Data extracts:
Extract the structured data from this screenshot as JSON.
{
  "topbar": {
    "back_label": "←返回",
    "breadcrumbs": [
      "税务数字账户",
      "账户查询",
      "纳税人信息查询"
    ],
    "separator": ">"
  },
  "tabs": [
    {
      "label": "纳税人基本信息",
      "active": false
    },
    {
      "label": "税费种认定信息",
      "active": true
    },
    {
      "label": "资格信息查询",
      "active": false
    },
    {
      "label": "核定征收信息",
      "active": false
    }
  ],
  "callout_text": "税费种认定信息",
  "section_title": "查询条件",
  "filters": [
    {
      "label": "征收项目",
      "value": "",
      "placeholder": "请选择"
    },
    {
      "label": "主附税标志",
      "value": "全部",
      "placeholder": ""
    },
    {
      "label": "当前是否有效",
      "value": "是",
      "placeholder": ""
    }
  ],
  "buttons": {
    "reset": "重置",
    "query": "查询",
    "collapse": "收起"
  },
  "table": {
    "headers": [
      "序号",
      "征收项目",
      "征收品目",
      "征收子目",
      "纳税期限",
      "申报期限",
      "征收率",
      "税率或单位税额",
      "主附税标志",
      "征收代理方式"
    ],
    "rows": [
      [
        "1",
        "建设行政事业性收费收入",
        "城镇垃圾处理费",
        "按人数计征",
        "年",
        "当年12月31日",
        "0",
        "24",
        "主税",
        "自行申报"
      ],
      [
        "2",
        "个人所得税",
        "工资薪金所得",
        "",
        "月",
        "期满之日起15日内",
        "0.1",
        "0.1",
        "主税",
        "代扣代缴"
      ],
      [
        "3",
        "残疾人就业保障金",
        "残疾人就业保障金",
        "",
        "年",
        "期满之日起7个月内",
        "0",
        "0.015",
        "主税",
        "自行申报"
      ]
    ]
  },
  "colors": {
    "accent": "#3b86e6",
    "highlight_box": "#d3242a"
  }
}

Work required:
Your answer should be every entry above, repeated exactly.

Reply to the exercise:
Extract the structured data from this screenshot as JSON.
{
  "topbar": {
    "back_label": "←返回",
    "breadcrumbs": [
      "税务数字账户",
      "账户查询",
      "纳税人信息查询"
    ],
    "separator": ">"
  },
  "tabs": [
    {
      "label": "纳税人基本信息",
      "active": false
    },
    {
      "label": "税费种认定信息",
      "active": true
    },
    {
      "label": "资格信息查询",
      "active": false
    },
    {
      "label": "核定征收信息",
      "active": false
    }
  ],
  "callout_text": "税费种认定信息",
  "section_title": "查询条件",
  "filters": [
    {
      "label": "征收项目",
      "value": "",
      "placeholder": "请选择"
    },
    {
      "label": "主附税标志",
      "value": "全部",
      "placeholder": ""
    },
    {
      "label": "当前是否有效",
      "value": "是",
      "placeholder": ""
    }
  ],
  "buttons": {
    "reset": "重置",
    "query": "查询",
    "collapse": "收起"
  },
  "table": {
    "headers": [
      "序号",
      "征收项目",
      "征收品目",
      "征收子目",
      "纳税期限",
      "申报期限",
      "征收率",
      "税率或单位税额",
      "主附税标志",
      "征收代理方式"
    ],
    "rows": [
      [
        "1",
        "建设行政事业性收费收入",
        "城镇垃圾处理费",
        "按人数计征",
        "年",
        "当年12月31日",
        "0",
        "24",
        "主税",
        "自行申报"
      ],
      [
        "2",
        "个人所得税",
        "工资薪金所得",
        "",
        "月",
        "期满之日起15日内",
        "0.1",
        "0.1",
        "主税",
        "代扣代缴"
      ],
      [
        "3",
        "残疾人就业保障金",
        "残疾人就业保障金",
        "",
        "年",
        "期满之日起7个月内",
        "0",
        "0.015",
        "主税",
        "自行申报"
      ]
    ]
  },
  "colors": {
    "accent": "#3b86e6",
    "highlight_box": "#d3242a"
  }
}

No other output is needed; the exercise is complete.